• _AIM OF THE EXERCISE_
Lines with "this": copy each one from the listing below.
═════ INFORMATION SHOWN ═════
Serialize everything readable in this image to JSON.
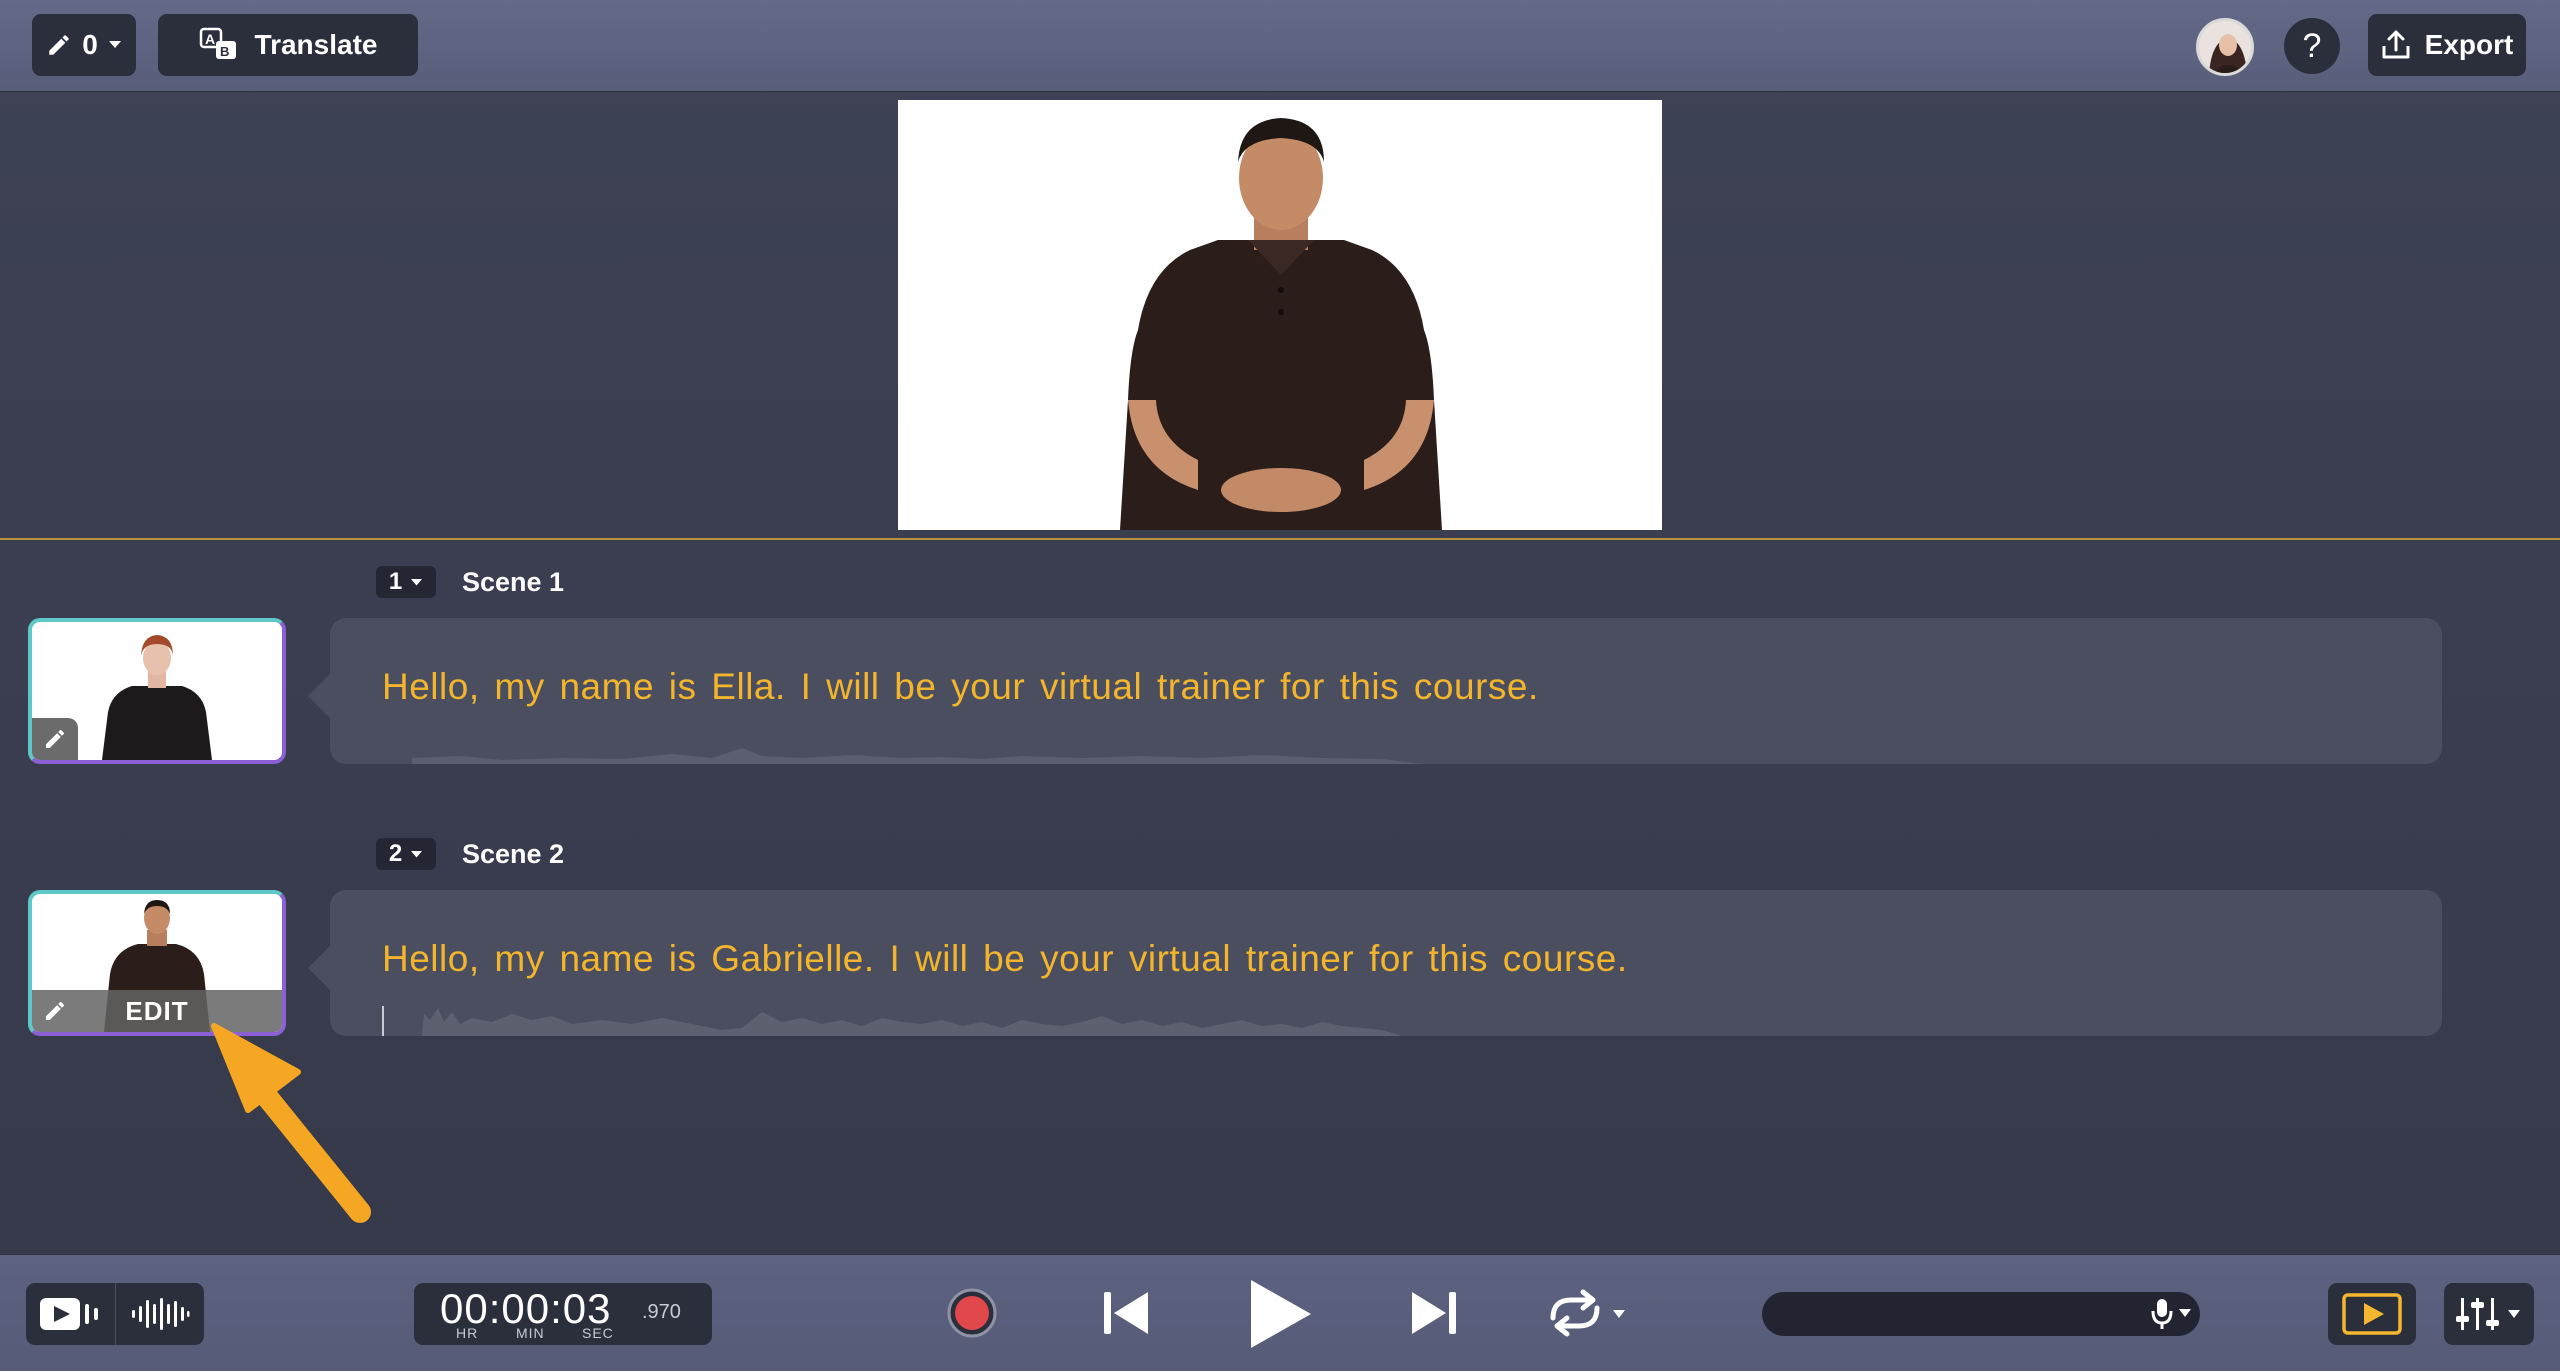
{
  "toolbar": {
    "edit_count": "0",
    "translate_label": "Translate",
    "export_label": "Export",
    "help_label": "?"
  },
  "scenes": [
    {
      "number": "1",
      "title": "Scene 1",
      "script": "Hello, my name is Ella. I will be your virtual trainer for this course."
    },
    {
      "number": "2",
      "title": "Scene 2",
      "script": "Hello, my name is Gabrielle. I will be your virtual trainer for this course.",
      "thumb_overlay": "EDIT"
    }
  ],
  "transport": {
    "timecode": "00:00:03",
    "milliseconds": ".970",
    "unit_hr": "HR",
    "unit_min": "MIN",
    "unit_sec": "SEC"
  },
  "colors": {
    "accent_text": "#f2b52c",
    "record": "#e0484b",
    "thumb_border_start": "#5ec8c8",
    "thumb_border_end": "#8b5fd6",
    "divider": "#b8933a"
  },
  "icons": {
    "edit": "pencil-icon",
    "translate": "translate-icon",
    "export": "upload-icon",
    "help": "question-icon",
    "record": "record-icon",
    "skip_back": "skip-back-icon",
    "play": "play-icon",
    "skip_forward": "skip-forward-icon",
    "loop": "loop-icon",
    "mic": "microphone-icon",
    "settings": "sliders-icon"
  }
}
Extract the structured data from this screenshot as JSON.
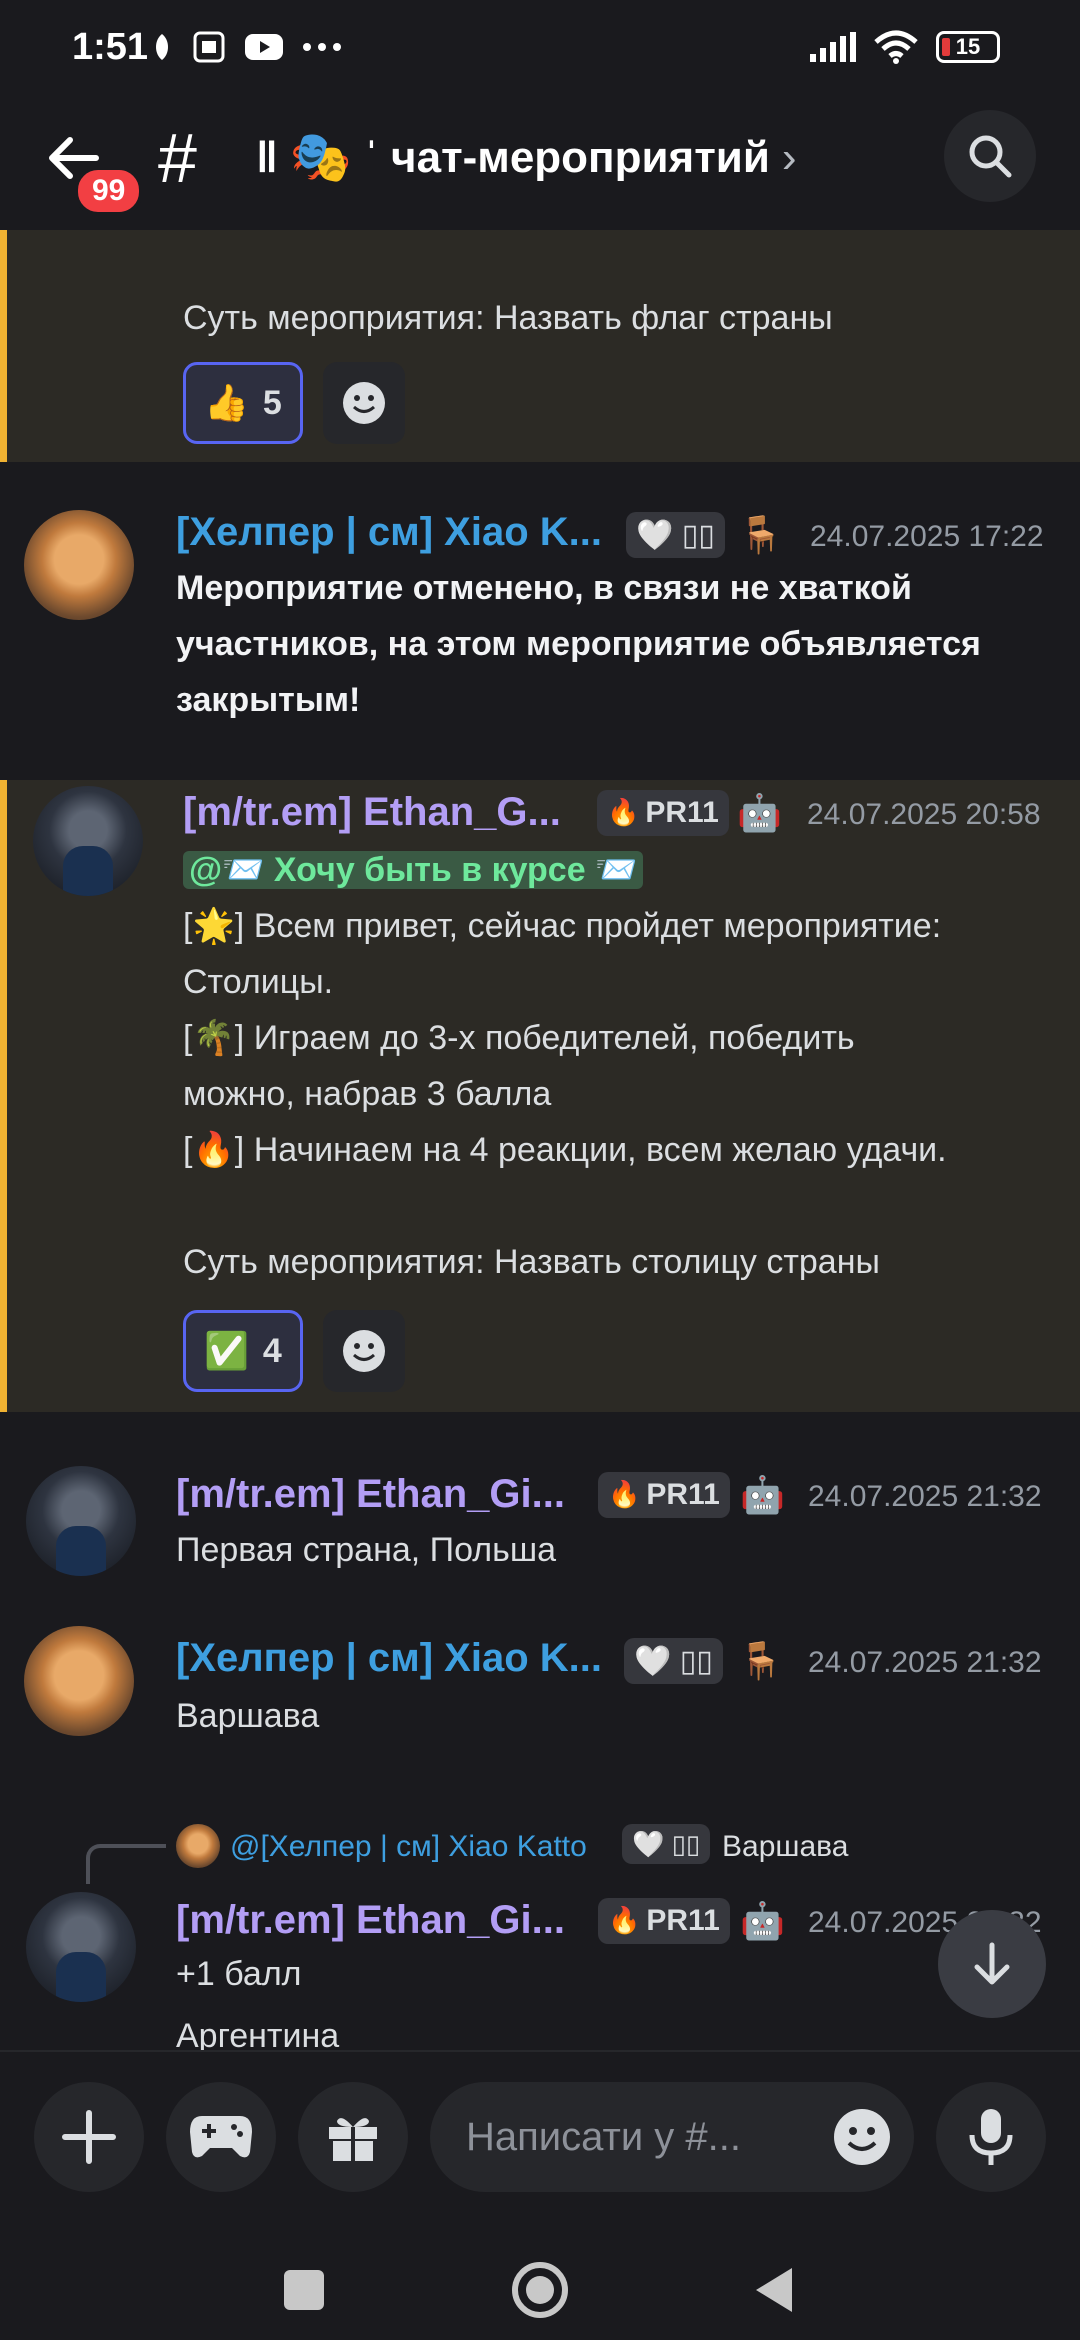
{
  "status": {
    "time": "1:51",
    "battery": "15"
  },
  "header": {
    "badge": "99",
    "hash": "#",
    "channel_prefix": "ǁ",
    "channel_emoji": "🎭",
    "channel_name": "ˈ чат-мероприятий",
    "chevron": "›"
  },
  "messages": [
    {
      "text": "Суть мероприятия: Назвать флаг страны",
      "reaction": {
        "emoji": "👍",
        "count": "5"
      }
    },
    {
      "author": "[Хелпер | см] Xiao K...",
      "tag": "🤍 ▯▯",
      "extra_emoji": "🪑",
      "timestamp": "24.07.2025 17:22",
      "lines": [
        "Мероприятие отменено, в связи не хваткой",
        "участников, на этом мероприятие объявляется",
        "закрытым!"
      ]
    },
    {
      "author": "[m/tr.em] Ethan_G...",
      "tag": "PR11",
      "tag_emoji": "🔥",
      "extra_emoji": "🤖",
      "timestamp": "24.07.2025 20:58",
      "mention": "@📨 Хочу быть в курсе 📨",
      "line1a": "[",
      "line1_emoji": "🌟",
      "line1b": "] Всем привет, сейчас пройдет мероприятие:",
      "line2": "Столицы.",
      "line3_emoji": "🌴",
      "line3b": "] Играем до 3-х победителей, победить",
      "line4": "можно, набрав 3 балла",
      "line5_emoji": "🔥",
      "line5b": "] Начинаем на 4 реакции, всем желаю удачи.",
      "line6": "Суть мероприятия: Назвать столицу страны",
      "reaction": {
        "emoji": "✅",
        "count": "4"
      }
    },
    {
      "author": "[m/tr.em] Ethan_Gi...",
      "tag": "PR11",
      "timestamp": "24.07.2025 21:32",
      "text": "Первая страна, Польша"
    },
    {
      "author": "[Хелпер | см] Xiao K...",
      "tag": "🤍 ▯▯",
      "timestamp": "24.07.2025 21:32",
      "text": "Варшава"
    },
    {
      "reply_name": "@[Хелпер | см] Xiao Katto",
      "reply_tag": "🤍 ▯▯",
      "reply_text": "Варшава",
      "author": "[m/tr.em] Ethan_Gi...",
      "tag": "PR11",
      "timestamp": "24.07.2025 21:32",
      "line1": "+1 балл",
      "line2": "Аргентина"
    }
  ],
  "composer": {
    "placeholder": "Написати у #..."
  }
}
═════
• _RESPONSE BOX_
Serialize everything readable in this image to JSON.
      "script": "Hello, my name is Ella. I will be your virtual trainer for this course."
      "script": "Hello, my name is Gabrielle. I will be your virtual trainer for this course.",
Extract the structured data from this screenshot as JSON.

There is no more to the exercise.